App and web page records
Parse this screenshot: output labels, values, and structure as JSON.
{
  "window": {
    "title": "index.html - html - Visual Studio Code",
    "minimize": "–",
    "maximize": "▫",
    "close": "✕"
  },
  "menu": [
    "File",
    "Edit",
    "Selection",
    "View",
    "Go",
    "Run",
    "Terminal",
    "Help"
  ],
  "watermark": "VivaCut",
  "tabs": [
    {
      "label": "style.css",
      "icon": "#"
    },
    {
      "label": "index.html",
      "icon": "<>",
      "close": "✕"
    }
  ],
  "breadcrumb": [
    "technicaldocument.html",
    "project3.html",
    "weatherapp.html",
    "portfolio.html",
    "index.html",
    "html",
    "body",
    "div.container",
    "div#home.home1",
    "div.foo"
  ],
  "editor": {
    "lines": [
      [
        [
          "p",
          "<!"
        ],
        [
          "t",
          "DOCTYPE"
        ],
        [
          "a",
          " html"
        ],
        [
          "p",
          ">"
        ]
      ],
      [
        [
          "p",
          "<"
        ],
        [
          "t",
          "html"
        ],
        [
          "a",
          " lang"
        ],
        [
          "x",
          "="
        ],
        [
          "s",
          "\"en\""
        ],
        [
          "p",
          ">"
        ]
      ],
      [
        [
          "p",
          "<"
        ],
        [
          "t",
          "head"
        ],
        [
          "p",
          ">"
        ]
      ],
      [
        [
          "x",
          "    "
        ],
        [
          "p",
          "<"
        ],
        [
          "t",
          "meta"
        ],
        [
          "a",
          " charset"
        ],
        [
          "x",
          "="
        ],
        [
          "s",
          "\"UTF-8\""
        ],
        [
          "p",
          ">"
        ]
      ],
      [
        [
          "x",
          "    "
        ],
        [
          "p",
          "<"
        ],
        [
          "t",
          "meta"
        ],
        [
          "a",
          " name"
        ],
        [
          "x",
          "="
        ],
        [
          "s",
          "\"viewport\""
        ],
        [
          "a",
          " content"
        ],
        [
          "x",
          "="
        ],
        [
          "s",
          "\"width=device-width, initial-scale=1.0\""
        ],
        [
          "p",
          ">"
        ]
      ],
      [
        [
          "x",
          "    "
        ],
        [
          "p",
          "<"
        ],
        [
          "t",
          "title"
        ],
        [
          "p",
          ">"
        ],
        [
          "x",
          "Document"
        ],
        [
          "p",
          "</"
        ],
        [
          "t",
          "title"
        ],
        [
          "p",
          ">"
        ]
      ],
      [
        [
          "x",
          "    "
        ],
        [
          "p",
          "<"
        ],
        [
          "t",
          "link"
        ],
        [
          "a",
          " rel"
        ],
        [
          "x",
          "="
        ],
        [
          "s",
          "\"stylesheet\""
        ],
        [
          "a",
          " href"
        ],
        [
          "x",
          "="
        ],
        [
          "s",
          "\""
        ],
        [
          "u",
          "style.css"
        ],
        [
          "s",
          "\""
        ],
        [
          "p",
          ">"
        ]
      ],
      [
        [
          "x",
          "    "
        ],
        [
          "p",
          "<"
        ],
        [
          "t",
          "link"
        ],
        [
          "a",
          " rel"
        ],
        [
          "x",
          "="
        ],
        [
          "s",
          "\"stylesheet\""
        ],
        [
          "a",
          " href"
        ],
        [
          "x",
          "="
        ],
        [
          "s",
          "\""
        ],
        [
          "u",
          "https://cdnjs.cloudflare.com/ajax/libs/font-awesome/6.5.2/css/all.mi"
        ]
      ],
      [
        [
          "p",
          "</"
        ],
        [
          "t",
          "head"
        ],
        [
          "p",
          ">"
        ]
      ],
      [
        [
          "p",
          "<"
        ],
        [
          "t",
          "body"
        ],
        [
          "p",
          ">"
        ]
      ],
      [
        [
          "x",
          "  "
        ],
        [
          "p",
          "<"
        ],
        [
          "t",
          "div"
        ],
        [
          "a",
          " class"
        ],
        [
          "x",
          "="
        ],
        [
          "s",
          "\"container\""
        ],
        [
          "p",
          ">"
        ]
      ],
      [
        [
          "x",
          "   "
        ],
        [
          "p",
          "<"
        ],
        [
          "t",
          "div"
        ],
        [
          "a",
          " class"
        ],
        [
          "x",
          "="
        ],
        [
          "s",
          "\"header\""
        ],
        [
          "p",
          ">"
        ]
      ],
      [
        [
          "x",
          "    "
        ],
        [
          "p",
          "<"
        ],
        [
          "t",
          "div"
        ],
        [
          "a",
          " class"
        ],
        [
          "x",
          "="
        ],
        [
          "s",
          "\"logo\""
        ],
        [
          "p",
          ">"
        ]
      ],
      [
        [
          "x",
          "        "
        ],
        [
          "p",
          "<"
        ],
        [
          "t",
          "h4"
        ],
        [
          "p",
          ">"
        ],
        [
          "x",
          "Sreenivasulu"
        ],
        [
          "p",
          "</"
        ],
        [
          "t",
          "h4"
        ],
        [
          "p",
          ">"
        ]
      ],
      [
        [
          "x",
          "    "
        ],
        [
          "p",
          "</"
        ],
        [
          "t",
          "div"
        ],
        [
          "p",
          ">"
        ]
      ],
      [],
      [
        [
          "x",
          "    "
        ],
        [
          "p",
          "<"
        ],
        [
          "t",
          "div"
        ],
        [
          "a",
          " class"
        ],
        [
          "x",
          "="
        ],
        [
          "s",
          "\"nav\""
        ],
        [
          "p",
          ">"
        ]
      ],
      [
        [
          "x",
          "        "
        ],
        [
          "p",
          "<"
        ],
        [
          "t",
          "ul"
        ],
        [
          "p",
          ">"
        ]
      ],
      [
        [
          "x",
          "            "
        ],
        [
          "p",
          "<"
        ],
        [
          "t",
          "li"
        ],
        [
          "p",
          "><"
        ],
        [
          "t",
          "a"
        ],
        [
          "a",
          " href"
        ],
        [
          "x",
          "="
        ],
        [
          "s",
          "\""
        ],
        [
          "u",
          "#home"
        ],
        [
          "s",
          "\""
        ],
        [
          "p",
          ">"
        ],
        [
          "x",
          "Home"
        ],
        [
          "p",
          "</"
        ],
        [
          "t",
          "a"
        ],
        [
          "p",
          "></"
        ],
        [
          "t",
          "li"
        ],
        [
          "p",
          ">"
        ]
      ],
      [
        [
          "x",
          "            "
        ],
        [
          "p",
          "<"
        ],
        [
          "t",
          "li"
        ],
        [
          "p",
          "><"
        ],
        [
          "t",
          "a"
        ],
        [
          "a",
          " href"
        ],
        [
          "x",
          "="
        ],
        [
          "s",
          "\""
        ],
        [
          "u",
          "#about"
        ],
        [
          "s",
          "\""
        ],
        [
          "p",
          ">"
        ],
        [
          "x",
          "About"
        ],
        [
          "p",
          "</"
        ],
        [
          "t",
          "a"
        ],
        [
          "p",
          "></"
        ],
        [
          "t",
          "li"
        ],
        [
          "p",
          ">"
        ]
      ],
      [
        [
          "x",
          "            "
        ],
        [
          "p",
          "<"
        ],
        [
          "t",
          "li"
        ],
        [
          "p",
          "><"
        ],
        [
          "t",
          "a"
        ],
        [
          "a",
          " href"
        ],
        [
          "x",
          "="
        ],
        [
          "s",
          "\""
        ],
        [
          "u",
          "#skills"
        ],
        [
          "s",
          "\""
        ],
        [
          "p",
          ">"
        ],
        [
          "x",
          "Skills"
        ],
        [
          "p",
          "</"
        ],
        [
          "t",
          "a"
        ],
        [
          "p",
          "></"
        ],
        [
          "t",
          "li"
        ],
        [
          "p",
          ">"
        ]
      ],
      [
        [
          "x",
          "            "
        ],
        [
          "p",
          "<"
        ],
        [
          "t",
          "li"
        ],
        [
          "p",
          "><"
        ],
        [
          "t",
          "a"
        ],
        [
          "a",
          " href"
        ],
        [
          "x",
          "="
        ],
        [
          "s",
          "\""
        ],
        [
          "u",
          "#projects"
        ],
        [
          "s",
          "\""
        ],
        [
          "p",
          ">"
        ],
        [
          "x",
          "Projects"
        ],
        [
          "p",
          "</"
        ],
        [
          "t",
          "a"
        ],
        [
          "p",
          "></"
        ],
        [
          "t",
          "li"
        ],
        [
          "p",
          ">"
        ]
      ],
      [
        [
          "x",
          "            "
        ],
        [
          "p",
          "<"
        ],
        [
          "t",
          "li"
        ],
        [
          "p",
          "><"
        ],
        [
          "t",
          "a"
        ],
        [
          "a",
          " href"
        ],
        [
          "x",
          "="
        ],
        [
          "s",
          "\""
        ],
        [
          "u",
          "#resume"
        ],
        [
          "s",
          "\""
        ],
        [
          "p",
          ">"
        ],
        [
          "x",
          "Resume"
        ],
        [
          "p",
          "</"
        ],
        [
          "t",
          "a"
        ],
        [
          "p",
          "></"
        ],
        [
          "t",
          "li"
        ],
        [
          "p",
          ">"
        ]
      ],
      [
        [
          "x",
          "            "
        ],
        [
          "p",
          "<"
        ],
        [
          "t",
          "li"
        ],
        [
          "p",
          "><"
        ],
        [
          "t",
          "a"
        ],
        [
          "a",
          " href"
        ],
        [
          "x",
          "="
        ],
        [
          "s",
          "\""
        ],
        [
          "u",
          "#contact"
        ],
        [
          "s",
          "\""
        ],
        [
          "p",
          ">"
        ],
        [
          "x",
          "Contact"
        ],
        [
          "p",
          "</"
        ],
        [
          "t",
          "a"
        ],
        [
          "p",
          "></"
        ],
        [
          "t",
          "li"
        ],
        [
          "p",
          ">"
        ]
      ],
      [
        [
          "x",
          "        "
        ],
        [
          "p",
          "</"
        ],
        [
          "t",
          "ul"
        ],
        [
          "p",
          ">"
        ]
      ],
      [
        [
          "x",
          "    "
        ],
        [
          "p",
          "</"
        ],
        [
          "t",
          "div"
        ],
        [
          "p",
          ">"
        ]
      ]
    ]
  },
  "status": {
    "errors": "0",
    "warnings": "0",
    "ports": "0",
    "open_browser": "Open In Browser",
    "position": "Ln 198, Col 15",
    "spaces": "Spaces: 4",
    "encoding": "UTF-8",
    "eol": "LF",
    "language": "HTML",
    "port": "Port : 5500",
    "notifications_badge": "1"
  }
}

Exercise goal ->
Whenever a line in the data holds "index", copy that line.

Response to the exercise ->
    "title": "index.html - html - Visual Studio Code",
      "label": "index.html",
    "index.html",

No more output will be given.